At the center of any panel discussion, you’ll obviously find panelists. People in this role are present to speak about their experiences pertaining to a given topic. It’s fair to assume panelists are the main attraction of the event and will thus take up the largest portion of speaking time. If the panel is a success, the audience will experience a smooth, cooperative discussion between this group of speakers. But this type of collaboration doesn’t happen automatically onstage; it requires behind-the-scenes preparation—and the help of a great moderator to keep the conversation flowing.
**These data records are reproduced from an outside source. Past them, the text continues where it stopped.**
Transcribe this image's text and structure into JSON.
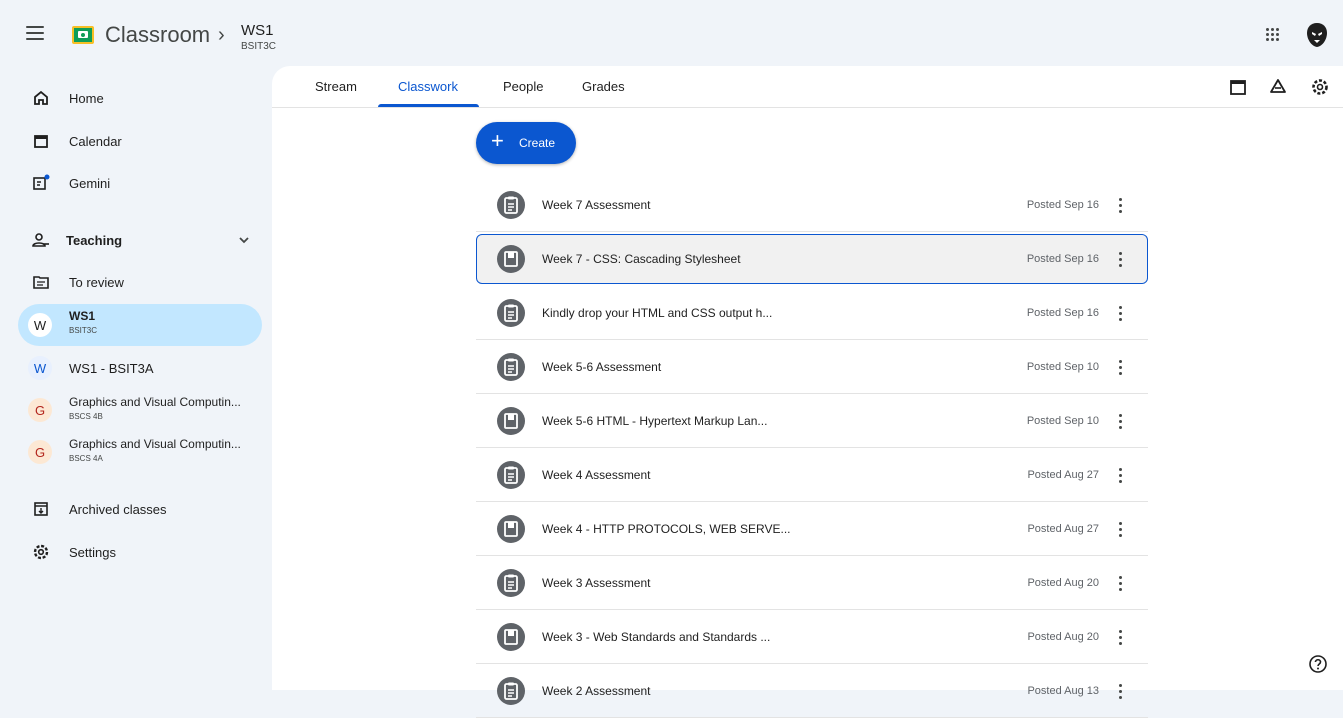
{
  "header": {
    "app_title": "Classroom",
    "class_name": "WS1",
    "class_section": "BSIT3C"
  },
  "sidebar": {
    "home": "Home",
    "calendar": "Calendar",
    "gemini": "Gemini",
    "teaching": "Teaching",
    "to_review": "To review",
    "classes": [
      {
        "letter": "W",
        "name": "WS1",
        "section": "BSIT3C"
      },
      {
        "letter": "W",
        "name": "WS1 - BSIT3A",
        "section": ""
      },
      {
        "letter": "G",
        "name": "Graphics and Visual Computin...",
        "section": "BSCS 4B"
      },
      {
        "letter": "G",
        "name": "Graphics and Visual Computin...",
        "section": "BSCS 4A"
      }
    ],
    "archived": "Archived classes",
    "settings": "Settings"
  },
  "tabs": [
    "Stream",
    "Classwork",
    "People",
    "Grades"
  ],
  "active_tab": "Classwork",
  "create_label": "Create",
  "items": [
    {
      "kind": "assignment",
      "title": "Week 7 Assessment",
      "date": "Posted Sep 16"
    },
    {
      "kind": "material",
      "title": "Week 7 - CSS: Cascading Stylesheet",
      "date": "Posted Sep 16"
    },
    {
      "kind": "assignment",
      "title": "Kindly drop your HTML and CSS output h...",
      "date": "Posted Sep 16"
    },
    {
      "kind": "assignment",
      "title": "Week 5-6 Assessment",
      "date": "Posted Sep 10"
    },
    {
      "kind": "material",
      "title": "Week 5-6 HTML - Hypertext Markup Lan...",
      "date": "Posted Sep 10"
    },
    {
      "kind": "assignment",
      "title": "Week 4 Assessment",
      "date": "Posted Aug 27"
    },
    {
      "kind": "material",
      "title": "Week 4 - HTTP PROTOCOLS, WEB SERVE...",
      "date": "Posted Aug 27"
    },
    {
      "kind": "assignment",
      "title": "Week 3 Assessment",
      "date": "Posted Aug 20"
    },
    {
      "kind": "material",
      "title": "Week 3 - Web Standards and Standards ...",
      "date": "Posted Aug 20"
    },
    {
      "kind": "assignment",
      "title": "Week 2 Assessment",
      "date": "Posted Aug 13"
    }
  ],
  "colors": {
    "accent": "#0b57d0",
    "selected_nav": "#c2e7ff",
    "background": "#f0f4f9"
  }
}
What does it take to successfully moderate a panel discussion? As one expert writes for Entrepreneur, “These folks are great at improvisation, know a tremendous amount about any given subject, and understand what it takes to avoid facilitating an audience slumber party.” In other words, moderators serve as the link between panelists and audience members. It’s a highly important role that can make or break the quality of the panel.
Here are a few pro tips for moderating your next panel discussion successfully.
Prepare, Prepare, Prepare
Panelists are typically chosen for their expertise and unique points of view. Moderators are there to make sure they get to impart this wisdom to the audience. This requires organization, solid prompts and an understanding of what each panelist brings to the table. When a moderator knows little about the panelists—or, worse, makes a mistake during introductions or subsequent discussion—it’s insulting. It also calls into question the credibility of the entire event. Audience members may become confused or frustrated. For this reason, the first step is preparing, then preparing some more.
Depending on the exact nature of your panel, this may involve one or more of these actions:
- Set an objective, then communicate it to panelists.
- Study up on each of the panelists, including their relevant work.
- Distribute sample questions to panelists ahead of time.
- Outline a loose timeline and format for the discussion.
When all is said and done, there’s no such thing as being too prepared when you’re tasked with moderating.
Get the Audience Involved
The best panels are engaging from start to finish. Allowing audience members to slip into passive observer roles is dangerous territory; you may never earn back their attention. Poll Everywhere recommends panel moderation and interactivity should be your aim; meaning you’re prepared to get the audience involved in asking questions of panelists. How you handle the question-and-answer portion of the panel makes a huge difference in terms of final impact.
Simply put, passing the microphone is clunky. It allows only one person to speak at a time. It can also be difficult to hear or understand what someone is asking. A better strategy is using audience response technology, which allows viewers to send in comments and questions for panelists via their mobile devices. As the moderator, you can then choose the most relevant submissions for panelists to answer.
Encourage Organic Conversation
Some structure is good, but you want to avoid an overly formulaic panel. Try this: Give panelists permission to respond to one another instead of expecting panelists to respond to only you, the moderator. This will help give the panel a more organic feel, like a true conversation instead of a repetitive series of answers. Of course, you may need to guide the discussion back on track if a certain question starts to eat up too much time.
These pro tips for moderating your next panel discussion will help you expertly serve as the go-between for audience members and panelists. Make sure you do your homework before the big event and be prepared to facilitate a lively and dynamic Q&A session.